Make an exact copy of the records, with the pictures left out.
........
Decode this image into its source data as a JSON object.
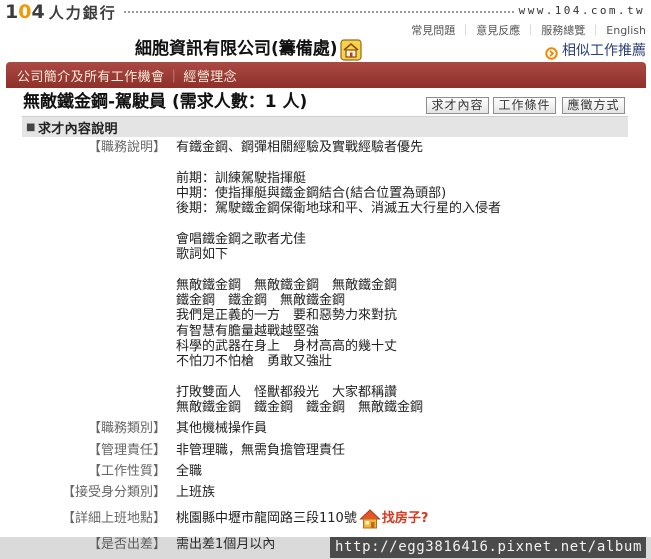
{
  "logo": {
    "digits": [
      "1",
      "0",
      "4"
    ],
    "wordmark": "人力銀行"
  },
  "site_url": "www.104.com.tw",
  "top_links": {
    "items": [
      "常見問題",
      "意見反應",
      "服務總覽",
      "English"
    ],
    "separator": "｜"
  },
  "company": {
    "name": "細胞資訊有限公司(籌備處)",
    "badge_icon": "company-badge-icon"
  },
  "similar_jobs": {
    "label": "相似工作推薦",
    "icon": "circle-arrow-icon"
  },
  "tabs": {
    "items": [
      "公司簡介及所有工作機會",
      "經營理念"
    ],
    "separator": "｜"
  },
  "job": {
    "title": "無敵鐵金鋼-駕駛員 (需求人數：1 人)",
    "section_buttons": [
      "求才內容",
      "工作條件",
      "應徵方式"
    ]
  },
  "section": {
    "bullet": "■",
    "title": "求才內容說明"
  },
  "details": [
    {
      "label": "【職務說明】",
      "paragraphs": [
        [
          "有鐵金鋼、鋼彈相關經驗及實戰經驗者優先"
        ],
        [
          "前期：訓練駕駛指揮艇",
          "中期：使指揮艇與鐵金鋼結合(結合位置為頭部)",
          "後期：駕駛鐵金鋼保衛地球和平、消滅五大行星的入侵者"
        ],
        [
          "會唱鐵金鋼之歌者尤佳",
          "歌詞如下"
        ],
        [
          "無敵鐵金鋼　無敵鐵金鋼　無敵鐵金鋼",
          "鐵金鋼　鐵金鋼　無敵鐵金鋼",
          "我們是正義的一方　要和惡勢力來對抗",
          "有智慧有膽量越戰越堅強",
          "科學的武器在身上　身材高高的幾十丈",
          "不怕刀不怕槍　勇敢又強壯"
        ],
        [
          "打敗雙面人　怪獸都殺光　大家都稱讚",
          "無敵鐵金鋼　鐵金鋼　鐵金鋼　無敵鐵金鋼"
        ]
      ]
    },
    {
      "label": "【職務類別】",
      "value": "其他機械操作員"
    },
    {
      "label": "【管理責任】",
      "value": "非管理職，無需負擔管理責任"
    },
    {
      "label": "【工作性質】",
      "value": "全職"
    },
    {
      "label": "【接受身分類別】",
      "value": "上班族"
    },
    {
      "label": "【詳細上班地點】",
      "value": "桃園縣中壢市龍岡路三段110號",
      "link": "找房子?",
      "link_icon": "house-icon"
    },
    {
      "label": "【是否出差】",
      "value": "需出差1個月以內"
    }
  ],
  "watermark": "http://egg3816416.pixnet.net/album",
  "colors": {
    "brand_orange": "#f39800",
    "tab_bar_top": "#ab4a44",
    "tab_bar": "#8f302b",
    "tab_text": "#f6ecdc",
    "similar_link": "#2b3f78",
    "section_bg": "#e4e4e4",
    "label_gray": "#666666",
    "link_red": "#d9381e"
  }
}
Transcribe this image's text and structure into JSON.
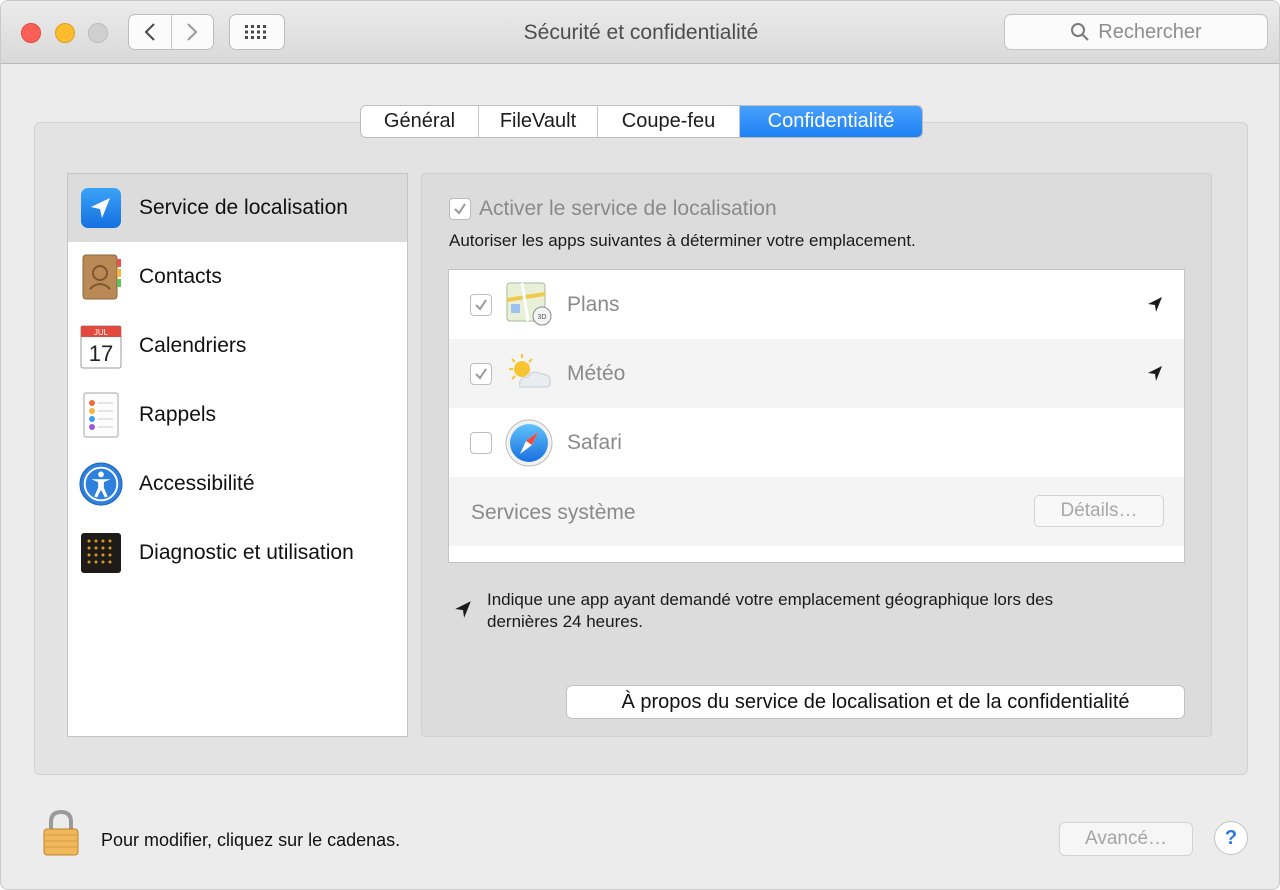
{
  "window": {
    "title": "Sécurité et confidentialité"
  },
  "search": {
    "placeholder": "Rechercher"
  },
  "tabs": [
    {
      "label": "Général"
    },
    {
      "label": "FileVault"
    },
    {
      "label": "Coupe-feu"
    },
    {
      "label": "Confidentialité",
      "active": true
    }
  ],
  "sidebar": {
    "items": [
      {
        "label": "Service de localisation",
        "icon": "location-services-icon",
        "selected": true
      },
      {
        "label": "Contacts",
        "icon": "contacts-icon"
      },
      {
        "label": "Calendriers",
        "icon": "calendar-icon",
        "calendar_month": "JUL",
        "calendar_day": "17"
      },
      {
        "label": "Rappels",
        "icon": "reminders-icon"
      },
      {
        "label": "Accessibilité",
        "icon": "accessibility-icon"
      },
      {
        "label": "Diagnostic et utilisation",
        "icon": "diagnostics-icon"
      }
    ]
  },
  "location": {
    "enable_label": "Activer le service de localisation",
    "enable_checked": true,
    "allow_text": "Autoriser les apps suivantes à déterminer votre emplacement.",
    "apps": [
      {
        "name": "Plans",
        "icon": "maps-icon",
        "checked": true,
        "recent_request": true
      },
      {
        "name": "Météo",
        "icon": "weather-icon",
        "checked": true,
        "recent_request": true
      },
      {
        "name": "Safari",
        "icon": "safari-icon",
        "checked": false,
        "recent_request": false
      }
    ],
    "services_label": "Services système",
    "details_label": "Détails…",
    "legend_text_line1": "Indique une app ayant demandé votre emplacement géographique lors des",
    "legend_text_line2": "dernières 24 heures.",
    "about_label": "À propos du service de localisation et de la confidentialité"
  },
  "footer": {
    "lock_text": "Pour modifier, cliquez sur le cadenas.",
    "advanced_label": "Avancé…",
    "help_label": "?"
  },
  "colors": {
    "accent": "#1d80f5",
    "close": "#fc5f57",
    "minimize": "#fdbb2e"
  }
}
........
ANSWER TO THIS TASK:
Decode this image into its source data as a JSON object.
{
  "logo": {
    "digits": [
      "1",
      "0",
      "4"
    ],
    "wordmark": "人力銀行"
  },
  "site_url": "www.104.com.tw",
  "top_links": {
    "items": [
      "常見問題",
      "意見反應",
      "服務總覽",
      "English"
    ],
    "separator": "｜"
  },
  "company": {
    "name": "細胞資訊有限公司(籌備處)",
    "badge_icon": "company-badge-icon"
  },
  "similar_jobs": {
    "label": "相似工作推薦",
    "icon": "circle-arrow-icon"
  },
  "tabs": {
    "items": [
      "公司簡介及所有工作機會",
      "經營理念"
    ],
    "separator": "｜"
  },
  "job": {
    "title": "無敵鐵金鋼-駕駛員 (需求人數：1 人)",
    "section_buttons": [
      "求才內容",
      "工作條件",
      "應徵方式"
    ]
  },
  "section": {
    "bullet": "■",
    "title": "求才內容說明"
  },
  "details": [
    {
      "label": "【職務說明】",
      "paragraphs": [
        [
          "有鐵金鋼、鋼彈相關經驗及實戰經驗者優先"
        ],
        [
          "前期：訓練駕駛指揮艇",
          "中期：使指揮艇與鐵金鋼結合(結合位置為頭部)",
          "後期：駕駛鐵金鋼保衛地球和平、消滅五大行星的入侵者"
        ],
        [
          "會唱鐵金鋼之歌者尤佳",
          "歌詞如下"
        ],
        [
          "無敵鐵金鋼　無敵鐵金鋼　無敵鐵金鋼",
          "鐵金鋼　鐵金鋼　無敵鐵金鋼",
          "我們是正義的一方　要和惡勢力來對抗",
          "有智慧有膽量越戰越堅強",
          "科學的武器在身上　身材高高的幾十丈",
          "不怕刀不怕槍　勇敢又強壯"
        ],
        [
          "打敗雙面人　怪獸都殺光　大家都稱讚",
          "無敵鐵金鋼　鐵金鋼　鐵金鋼　無敵鐵金鋼"
        ]
      ]
    },
    {
      "label": "【職務類別】",
      "value": "其他機械操作員"
    },
    {
      "label": "【管理責任】",
      "value": "非管理職，無需負擔管理責任"
    },
    {
      "label": "【工作性質】",
      "value": "全職"
    },
    {
      "label": "【接受身分類別】",
      "value": "上班族"
    },
    {
      "label": "【詳細上班地點】",
      "value": "桃園縣中壢市龍岡路三段110號",
      "link": "找房子?",
      "link_icon": "house-icon"
    },
    {
      "label": "【是否出差】",
      "value": "需出差1個月以內"
    }
  ],
  "watermark": "http://egg3816416.pixnet.net/album",
  "colors": {
    "brand_orange": "#f39800",
    "tab_bar_top": "#ab4a44",
    "tab_bar": "#8f302b",
    "tab_text": "#f6ecdc",
    "similar_link": "#2b3f78",
    "section_bg": "#e4e4e4",
    "label_gray": "#666666",
    "link_red": "#d9381e"
  }
}
Transcribe this image's text and structure into JSON.
{
  "window": {
    "title": "Sécurité et confidentialité"
  },
  "search": {
    "placeholder": "Rechercher"
  },
  "tabs": [
    {
      "label": "Général"
    },
    {
      "label": "FileVault"
    },
    {
      "label": "Coupe-feu"
    },
    {
      "label": "Confidentialité",
      "active": true
    }
  ],
  "sidebar": {
    "items": [
      {
        "label": "Service de localisation",
        "icon": "location-services-icon",
        "selected": true
      },
      {
        "label": "Contacts",
        "icon": "contacts-icon"
      },
      {
        "label": "Calendriers",
        "icon": "calendar-icon",
        "calendar_month": "JUL",
        "calendar_day": "17"
      },
      {
        "label": "Rappels",
        "icon": "reminders-icon"
      },
      {
        "label": "Accessibilité",
        "icon": "accessibility-icon"
      },
      {
        "label": "Diagnostic et utilisation",
        "icon": "diagnostics-icon"
      }
    ]
  },
  "location": {
    "enable_label": "Activer le service de localisation",
    "enable_checked": true,
    "allow_text": "Autoriser les apps suivantes à déterminer votre emplacement.",
    "apps": [
      {
        "name": "Plans",
        "icon": "maps-icon",
        "checked": true,
        "recent_request": true
      },
      {
        "name": "Météo",
        "icon": "weather-icon",
        "checked": true,
        "recent_request": true
      },
      {
        "name": "Safari",
        "icon": "safari-icon",
        "checked": false,
        "recent_request": false
      }
    ],
    "services_label": "Services système",
    "details_label": "Détails…",
    "legend_text_line1": "Indique une app ayant demandé votre emplacement géographique lors des",
    "legend_text_line2": "dernières 24 heures.",
    "about_label": "À propos du service de localisation et de la confidentialité"
  },
  "footer": {
    "lock_text": "Pour modifier, cliquez sur le cadenas.",
    "advanced_label": "Avancé…",
    "help_label": "?"
  },
  "colors": {
    "accent": "#1d80f5",
    "close": "#fc5f57",
    "minimize": "#fdbb2e"
  }
}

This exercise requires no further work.